The main goals of World Health Day 2016 are to:
- Raise awareness of this dangerous disease
- Prompt positive steps towards the prevention, diagnosis and treatment of diabetes
- Create the first global report on diabetes, highlighting the ramifications of the disease in order to champion a better equipped health system to ‘ensure improved surveillance, enhanced prevention, and more effective management of diabetes.’
What is diabetes?
There are two types of diabetes; type 1 and type 2. People with type 1 diabetes do not produce enough insulin via their pancreas so they need insulin injections to survive. This is because they are unable to regulate their blood sugar levels and are then left with harmful levels of sugar in their blood as it is unable to reach the cells where is can be used effectively and turned into energy.
Despite often producing their own insulin, those with type 2 diabetes (90% of cases) are unable to use it effectively.

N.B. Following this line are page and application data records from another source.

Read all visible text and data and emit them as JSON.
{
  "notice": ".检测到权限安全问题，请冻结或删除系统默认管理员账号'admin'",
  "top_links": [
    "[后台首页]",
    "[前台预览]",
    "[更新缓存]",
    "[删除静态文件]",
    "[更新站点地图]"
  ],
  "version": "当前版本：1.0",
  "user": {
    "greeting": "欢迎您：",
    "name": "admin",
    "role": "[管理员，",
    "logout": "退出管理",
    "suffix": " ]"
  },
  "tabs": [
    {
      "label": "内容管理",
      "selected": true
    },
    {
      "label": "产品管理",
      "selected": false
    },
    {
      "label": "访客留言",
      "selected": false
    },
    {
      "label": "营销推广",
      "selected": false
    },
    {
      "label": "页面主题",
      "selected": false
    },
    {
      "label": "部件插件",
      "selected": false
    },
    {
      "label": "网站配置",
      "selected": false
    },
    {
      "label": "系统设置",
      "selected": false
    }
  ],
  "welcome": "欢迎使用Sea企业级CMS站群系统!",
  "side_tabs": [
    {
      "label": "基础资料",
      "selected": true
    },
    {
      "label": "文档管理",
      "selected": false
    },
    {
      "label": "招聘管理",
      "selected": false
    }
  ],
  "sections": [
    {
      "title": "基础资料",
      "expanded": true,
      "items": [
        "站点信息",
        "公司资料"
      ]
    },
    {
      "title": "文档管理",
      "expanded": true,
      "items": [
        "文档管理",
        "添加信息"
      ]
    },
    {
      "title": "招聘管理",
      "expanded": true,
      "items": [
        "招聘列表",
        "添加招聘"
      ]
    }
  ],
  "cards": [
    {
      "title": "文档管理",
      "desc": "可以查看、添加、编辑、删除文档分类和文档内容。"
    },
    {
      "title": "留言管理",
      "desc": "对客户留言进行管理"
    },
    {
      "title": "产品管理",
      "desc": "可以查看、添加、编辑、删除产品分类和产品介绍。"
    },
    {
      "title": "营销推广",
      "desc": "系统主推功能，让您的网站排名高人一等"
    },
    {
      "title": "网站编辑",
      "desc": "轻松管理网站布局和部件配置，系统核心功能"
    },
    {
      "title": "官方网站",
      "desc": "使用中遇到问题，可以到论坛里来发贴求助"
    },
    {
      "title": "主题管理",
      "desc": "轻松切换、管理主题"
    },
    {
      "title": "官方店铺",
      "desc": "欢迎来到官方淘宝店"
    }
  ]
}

Typically, these people are inactive and overweight – two factors that raise insulin needs. The bad news is that, if left untreated, high blood sugar levels will eventually undermine every organ in the body, contributing to unnecessary and preventative deaths.
The good news
By raising awareness and changing unhealthy eating and lifestyle habits we can help reduce the number of people with type 2 diabetes. This would mean that millions of people would reduce their risk of strokes, heart attacks, kidney failure, infections, nerve damage, amputations, impotence and blindness.
If you think you, a friend or loved one is at risk it’s not too late to get help. Get yourselves to a doctor, start making healthy food choices and participate in daily exercise.
How to take part
To take part in World Health Day, use the hashtag #Diabetes and head on over to the WHO website.
To make sure your friends and family are making the right health choices no matter where they are in the world, why not give them a call via Cherry Call.